The Case of Pacific Tuna
Chapter 4: Achieving Policy Objectives through Institutional Reform
1 Once a property right holder has determined a set of policy objectives for the ﬁshery, a set of institutional structures can be determined, or reformed, to reach these policy goals. As outlined in Chapter 1, institutional structures for natural resource management relate to the nature of the property right hierarchy, entitlement systems and mechanisms for allocating and adjusting entitlement systems. From a new institutional economics perspective, determining the optimal set of institutional structures requires the comparison of transaction costs for each option. Transaction cost structures will differ for each application, depending on the characteristics of the ﬁshery, the ﬁshers and the broader institutions of social and economic governance. This chapter presents an analysis of institutional structures for an international ﬁshery, using the Western and Central Pacific tuna fishery as an example. The chapter starts in Section 4.1 with an analysis of current property right structures for an international ﬁshery with special reference to the Western and Central Pacific region. The current entitlement institutions, and institutions for 55 56 Institutional economics and ﬁsheries management allocating and adjusting entitlements, are reviewed in Section 4.2. Hindrances to institutional reform are presented in Section 4.3. A model for analysing rent generation in a multilateral ﬁshery is outlined in Section 4.4, arguing that cooperation between states is essential for sustainable and efficient governance. A proposed cooperative structure for the Western and Central Paciﬁc tuna ﬁshery is presented in Section 4.5. The chapter ends with some concluding comments. 4.1 Property rights – multilateral governance of...

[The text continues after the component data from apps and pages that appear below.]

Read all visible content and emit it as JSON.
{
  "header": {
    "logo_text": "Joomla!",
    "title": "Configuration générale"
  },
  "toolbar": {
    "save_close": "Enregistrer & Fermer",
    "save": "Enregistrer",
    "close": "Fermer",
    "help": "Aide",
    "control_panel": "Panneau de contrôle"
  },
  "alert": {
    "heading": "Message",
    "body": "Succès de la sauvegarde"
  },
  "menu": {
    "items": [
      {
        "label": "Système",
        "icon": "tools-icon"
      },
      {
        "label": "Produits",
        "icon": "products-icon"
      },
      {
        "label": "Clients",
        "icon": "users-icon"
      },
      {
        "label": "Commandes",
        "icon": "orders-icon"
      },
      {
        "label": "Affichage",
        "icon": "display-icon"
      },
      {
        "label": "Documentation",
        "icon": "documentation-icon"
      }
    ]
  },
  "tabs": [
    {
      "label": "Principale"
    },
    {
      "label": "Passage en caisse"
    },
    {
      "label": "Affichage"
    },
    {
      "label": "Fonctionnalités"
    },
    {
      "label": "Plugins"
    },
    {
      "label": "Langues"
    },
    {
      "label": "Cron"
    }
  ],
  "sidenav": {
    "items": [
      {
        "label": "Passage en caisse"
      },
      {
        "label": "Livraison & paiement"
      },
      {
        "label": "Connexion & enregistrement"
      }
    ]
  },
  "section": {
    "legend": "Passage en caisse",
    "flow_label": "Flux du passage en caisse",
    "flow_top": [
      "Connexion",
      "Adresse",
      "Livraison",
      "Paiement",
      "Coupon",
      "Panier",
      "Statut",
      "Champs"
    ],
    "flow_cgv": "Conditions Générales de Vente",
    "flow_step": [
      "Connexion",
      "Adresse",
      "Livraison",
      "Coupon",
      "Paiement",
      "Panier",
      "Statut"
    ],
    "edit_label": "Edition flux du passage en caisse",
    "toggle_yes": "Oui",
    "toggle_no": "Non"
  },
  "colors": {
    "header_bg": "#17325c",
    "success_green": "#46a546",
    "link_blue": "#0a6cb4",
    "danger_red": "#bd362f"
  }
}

You are not authenticated to view the full text of this chapter or article.